2006 February 7
By KATHY BOCKUS
ST. ANDREWS A date has been set for the long-awaited meeting between the developers of a liquefied natural gas (LNG) facility and the residents of Charlotte County.
During a telephone interview yesterday, Dean Girdis, president of Downeast LNG, said he plans to hold a public meeting on Wednesday, Feb. 15 from 7 p.m. to 9 p.m. at the Fairmont Algonquin Hotel in St. Andrews to provide information on his company's project and to answer any questions the public might have.
Girdis stressed that the meeting was "completely public," saying it was "useless" to hold private meetings with groups or individuals.

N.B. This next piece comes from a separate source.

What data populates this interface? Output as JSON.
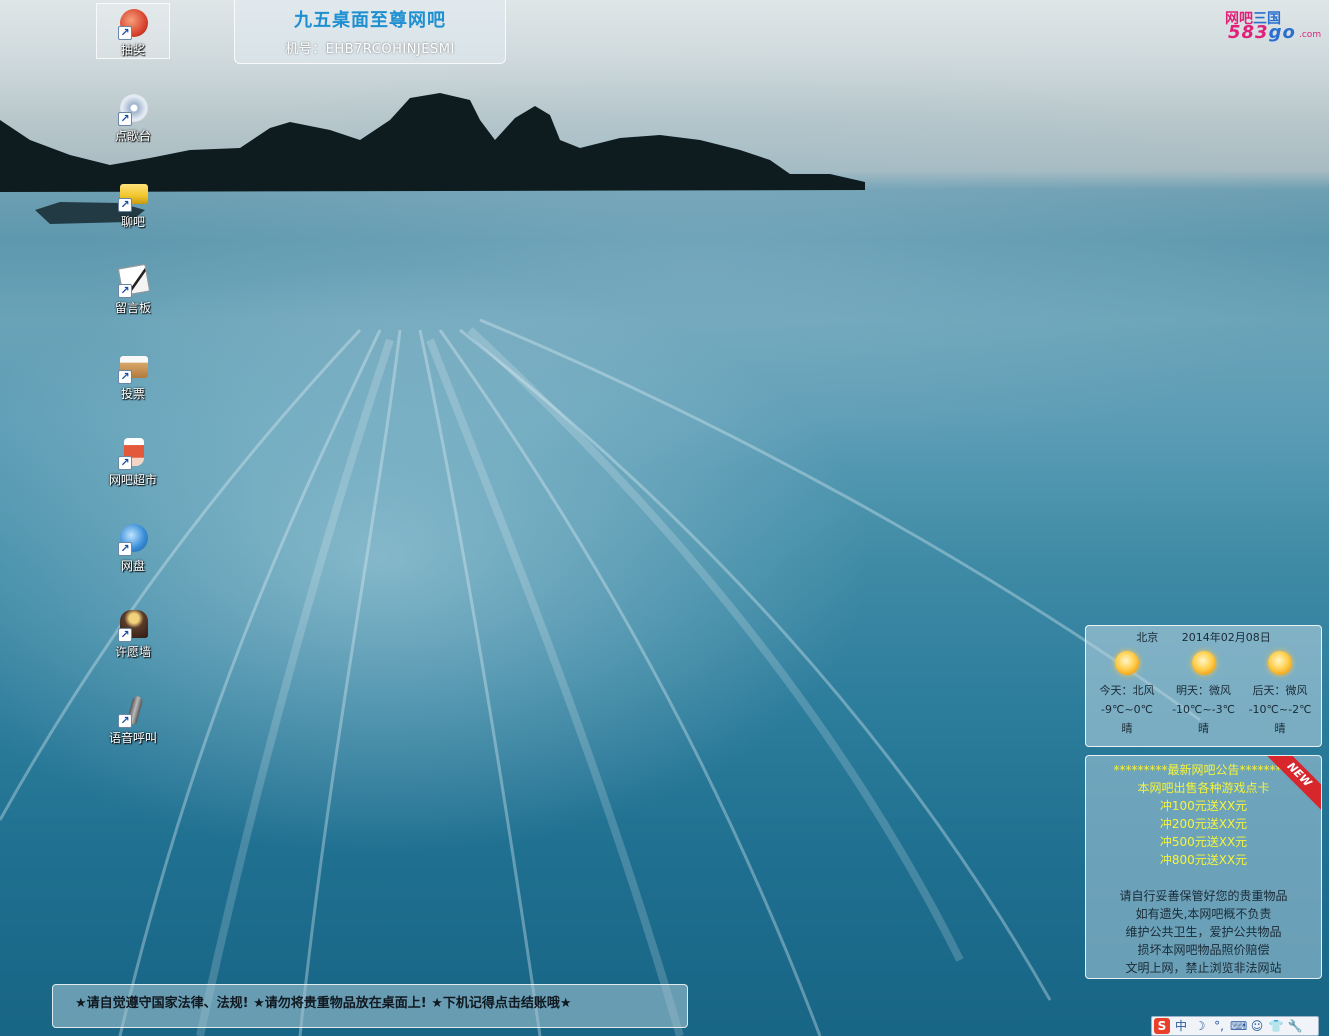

"What is the value of that?" he questioned.
"You need to be out there talking to people, giving them the chance to fire questions at you. I'm sure it will be a nice friendly meeting, everyone holding hands," he joked.
St. Andrews Mayor John Craig has not been shy about publicly voicing a strong protest against the LNG projects so close across the water to the town.
He has said the St. Andrews people know will cease to exist if the projects go ahead, adding that the projects will change the life of the bay and its people forever.
Other opponents have voiced their disapproval of the project for environmental and ecological reasons, including NB Southwest MP Greg Thompson, newly named as the federal government's Minister of Veterans' Affairs.
Girdis said 1,800 newsletters to residents would be delivered in preparation for the Feb. 15 meeting.
"We're mailing a three-page packet to everyone in St. Andrews," said Girdis, adding that the packet will contain information on his $400 million project planned for Mill Cove, near Robbinston, Me., which is directly across the Passamaquoddy Bay from St. Andrews, a distance of about three kilometres.
The proposed project by Downeast LNG involves the construction of one, possibly two, storage tanks as well as a pier stretching between 3,000 feet and 4,500 feet out into the Passamaquoddy Bay, where the 1,000-foot-long tankers will dock to unload after traveling through Head Harbour Passage.
Another LNG storage facility, this one containing three cement tanks capable of holding nine billion cubic feet of natural gas, operated by Quoddy Bay LLC, has also been proposed for the same general area near Robbinston.
Company spokesmen have stated that this facility will also be visible from St. Andrews.
Girdis stressed that he never refused to attend the large public meeting held at the arena in St. Andrews last year, which attracted 1,000 opponents of the projects.
Saying he told the town he had a scheduling conflict from the start, Girdis then stated the meeting turned into an opposition "rally" instead of a meeting to provide information on the LNG projects.
The other company representatives first agreed to attend, then refused, citing "security" concerns.
© 2006 Advocate Media
Article republished on Save Passamaquoddy Bay website with permission.
The Saint Croix Courier, St. Stephen, NB